A while back Harvard Business Review ran articles about failure. Nestled in that collection was an article on avoiding future failures by learning from success (Why Leaders Don’t Learn From Success).
The article related the story of Ducati Motorcycles entering competitive racing back in 2003. When they encountered unexpected and spectacular success in their very first year, they abandoned their initial goal of using that year to learn and, instead, chalked success up to their innate superiority. As you likely suspected, their performance fell sharply their second year because their assumptions about the reasons for their success were well off the mark.

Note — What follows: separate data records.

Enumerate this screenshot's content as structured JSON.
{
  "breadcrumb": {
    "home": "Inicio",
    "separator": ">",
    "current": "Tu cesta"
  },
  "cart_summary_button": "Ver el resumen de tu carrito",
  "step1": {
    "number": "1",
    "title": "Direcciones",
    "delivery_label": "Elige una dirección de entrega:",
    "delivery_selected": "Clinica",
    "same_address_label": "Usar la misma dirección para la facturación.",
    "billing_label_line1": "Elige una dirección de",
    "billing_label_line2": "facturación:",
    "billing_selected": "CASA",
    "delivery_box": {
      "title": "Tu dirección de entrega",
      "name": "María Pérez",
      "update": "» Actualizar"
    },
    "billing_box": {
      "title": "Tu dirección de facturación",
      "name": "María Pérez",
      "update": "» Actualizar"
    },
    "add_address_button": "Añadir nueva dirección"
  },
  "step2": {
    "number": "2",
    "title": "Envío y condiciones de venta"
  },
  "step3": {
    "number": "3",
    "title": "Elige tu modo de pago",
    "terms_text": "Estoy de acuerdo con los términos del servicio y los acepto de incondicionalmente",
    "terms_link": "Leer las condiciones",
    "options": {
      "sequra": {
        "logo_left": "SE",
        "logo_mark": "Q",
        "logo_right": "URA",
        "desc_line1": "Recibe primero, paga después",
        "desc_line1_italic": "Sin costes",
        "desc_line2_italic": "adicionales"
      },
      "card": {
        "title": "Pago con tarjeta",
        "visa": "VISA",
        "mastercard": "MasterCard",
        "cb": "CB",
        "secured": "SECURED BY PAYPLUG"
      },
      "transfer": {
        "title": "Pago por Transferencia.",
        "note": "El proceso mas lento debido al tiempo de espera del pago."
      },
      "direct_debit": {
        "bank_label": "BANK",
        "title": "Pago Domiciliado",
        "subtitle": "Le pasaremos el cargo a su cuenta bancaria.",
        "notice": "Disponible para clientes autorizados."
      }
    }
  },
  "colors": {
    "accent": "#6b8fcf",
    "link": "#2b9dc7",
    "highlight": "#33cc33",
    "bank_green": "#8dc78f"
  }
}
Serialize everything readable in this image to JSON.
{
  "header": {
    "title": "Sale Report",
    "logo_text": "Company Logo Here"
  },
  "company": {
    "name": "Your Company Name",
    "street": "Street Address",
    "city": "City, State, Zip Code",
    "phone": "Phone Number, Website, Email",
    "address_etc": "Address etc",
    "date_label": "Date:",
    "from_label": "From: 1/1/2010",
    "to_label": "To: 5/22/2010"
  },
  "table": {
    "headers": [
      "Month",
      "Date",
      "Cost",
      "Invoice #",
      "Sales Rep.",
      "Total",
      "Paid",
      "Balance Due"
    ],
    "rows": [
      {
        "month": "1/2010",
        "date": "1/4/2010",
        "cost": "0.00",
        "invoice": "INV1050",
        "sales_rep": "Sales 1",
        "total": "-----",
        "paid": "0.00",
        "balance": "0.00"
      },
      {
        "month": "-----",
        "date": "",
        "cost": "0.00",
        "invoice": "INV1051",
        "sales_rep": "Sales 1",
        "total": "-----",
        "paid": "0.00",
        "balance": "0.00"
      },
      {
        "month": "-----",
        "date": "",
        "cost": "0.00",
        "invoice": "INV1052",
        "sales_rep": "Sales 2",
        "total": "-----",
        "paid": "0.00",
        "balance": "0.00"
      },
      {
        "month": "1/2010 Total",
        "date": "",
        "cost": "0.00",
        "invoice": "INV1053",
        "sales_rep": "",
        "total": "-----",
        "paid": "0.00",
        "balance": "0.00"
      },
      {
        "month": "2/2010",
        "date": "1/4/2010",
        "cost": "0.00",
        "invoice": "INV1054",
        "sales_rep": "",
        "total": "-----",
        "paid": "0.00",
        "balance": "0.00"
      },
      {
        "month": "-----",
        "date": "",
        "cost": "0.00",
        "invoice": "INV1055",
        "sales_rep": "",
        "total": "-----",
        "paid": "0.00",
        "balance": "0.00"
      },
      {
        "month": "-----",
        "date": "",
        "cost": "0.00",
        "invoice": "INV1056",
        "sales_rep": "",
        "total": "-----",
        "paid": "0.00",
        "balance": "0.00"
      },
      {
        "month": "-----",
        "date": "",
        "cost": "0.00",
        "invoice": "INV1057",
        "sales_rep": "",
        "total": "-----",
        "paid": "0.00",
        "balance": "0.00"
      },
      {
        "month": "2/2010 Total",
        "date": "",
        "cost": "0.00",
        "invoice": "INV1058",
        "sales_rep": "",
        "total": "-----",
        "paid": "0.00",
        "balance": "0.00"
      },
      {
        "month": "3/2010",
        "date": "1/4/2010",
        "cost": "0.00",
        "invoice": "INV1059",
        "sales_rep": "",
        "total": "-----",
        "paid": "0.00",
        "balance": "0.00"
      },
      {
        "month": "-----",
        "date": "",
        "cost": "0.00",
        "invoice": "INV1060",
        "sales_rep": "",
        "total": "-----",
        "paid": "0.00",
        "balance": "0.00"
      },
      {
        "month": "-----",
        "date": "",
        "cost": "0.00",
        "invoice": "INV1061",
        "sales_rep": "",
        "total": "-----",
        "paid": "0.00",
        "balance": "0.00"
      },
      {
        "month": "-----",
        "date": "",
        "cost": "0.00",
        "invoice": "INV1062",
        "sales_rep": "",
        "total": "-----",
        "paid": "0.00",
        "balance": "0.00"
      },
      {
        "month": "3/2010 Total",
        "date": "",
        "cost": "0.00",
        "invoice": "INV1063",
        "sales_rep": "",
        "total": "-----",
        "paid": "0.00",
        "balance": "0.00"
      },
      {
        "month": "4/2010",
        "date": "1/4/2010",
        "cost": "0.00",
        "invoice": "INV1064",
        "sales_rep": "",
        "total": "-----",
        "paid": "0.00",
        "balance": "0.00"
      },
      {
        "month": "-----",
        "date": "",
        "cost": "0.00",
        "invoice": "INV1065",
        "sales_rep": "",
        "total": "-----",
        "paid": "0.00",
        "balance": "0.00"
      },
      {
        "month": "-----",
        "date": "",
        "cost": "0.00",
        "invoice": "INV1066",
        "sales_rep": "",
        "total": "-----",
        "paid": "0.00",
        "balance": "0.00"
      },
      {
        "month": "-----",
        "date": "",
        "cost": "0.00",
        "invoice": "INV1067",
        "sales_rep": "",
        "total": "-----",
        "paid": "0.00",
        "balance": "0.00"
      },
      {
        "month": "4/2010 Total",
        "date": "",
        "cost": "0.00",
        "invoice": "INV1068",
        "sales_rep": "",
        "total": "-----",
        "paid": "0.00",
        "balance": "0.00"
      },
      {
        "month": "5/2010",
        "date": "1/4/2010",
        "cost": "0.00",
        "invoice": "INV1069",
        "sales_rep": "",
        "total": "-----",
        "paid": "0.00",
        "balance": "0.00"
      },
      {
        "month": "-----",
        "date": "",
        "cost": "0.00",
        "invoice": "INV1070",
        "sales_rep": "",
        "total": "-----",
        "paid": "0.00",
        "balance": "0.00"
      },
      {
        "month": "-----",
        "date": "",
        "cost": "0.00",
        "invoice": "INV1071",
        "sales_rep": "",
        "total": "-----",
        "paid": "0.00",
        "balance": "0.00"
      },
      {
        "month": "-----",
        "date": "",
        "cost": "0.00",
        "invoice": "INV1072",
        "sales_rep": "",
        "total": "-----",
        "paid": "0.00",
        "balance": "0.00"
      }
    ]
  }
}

The HBR article tied in well with Jim Collins’ book “How the Mighty Fall” – research into successful companies that fell into distress. Collins documents leaders losing sight of the true factors that created their success when they fail to constantly study WHY they succeeded. Instead, we human beings are far more likely to over-estimate our personal contribution to the success.
We will always, of course, have at least two very good reasons to avoid studying our successes:
- We’re very busy! Particularly after the recession’s downsizings, every company is running extremely lean. The thought of adding the burden of analyzing what is working well seems insane.
- We’re very comfortable — with our initial assumption that we were responsible for our success. No one is naturally motivated to find alternative explanations.
…But Worth It
It demands leadership and discipline to perform an honest post-mortem on every project. Here are just a few reasons why:
- Some projects succeed because of emerging conditions. However, if we don’t identify and acknowledge their roles in current successes, we’ll miss the opportunity to exploit those conditions further.
- On the flip side, a project would have failed but for unforeseen luck. Here we need to adjust our evaluation and decision practices to avoid a failure the next time we aren’t so fortunate.
- Giving credit to the wrong people generates misplaced trust in the future. Do we want the next, bigger project in the hands of folks who escaped failure due to luck?
It’s no easier getting a objective view of why we succeeded than getting a candid picture of why we failed but here are a couple of post-mortem questions that help:
- What went better than we expected? Why? How can we exploit that in the future?
- What went poorer than we expected? Why? Do we need to change our analysis or planning in the future?
- How might someone argue the results were due more to luck than to good planning & execution?
Yes, we’re busy. No, I don’t really want to look closer when it feels better to take all the credit. Still, there’s as much to be learned from our successes as from any other projects if we have the discipline to follow-up!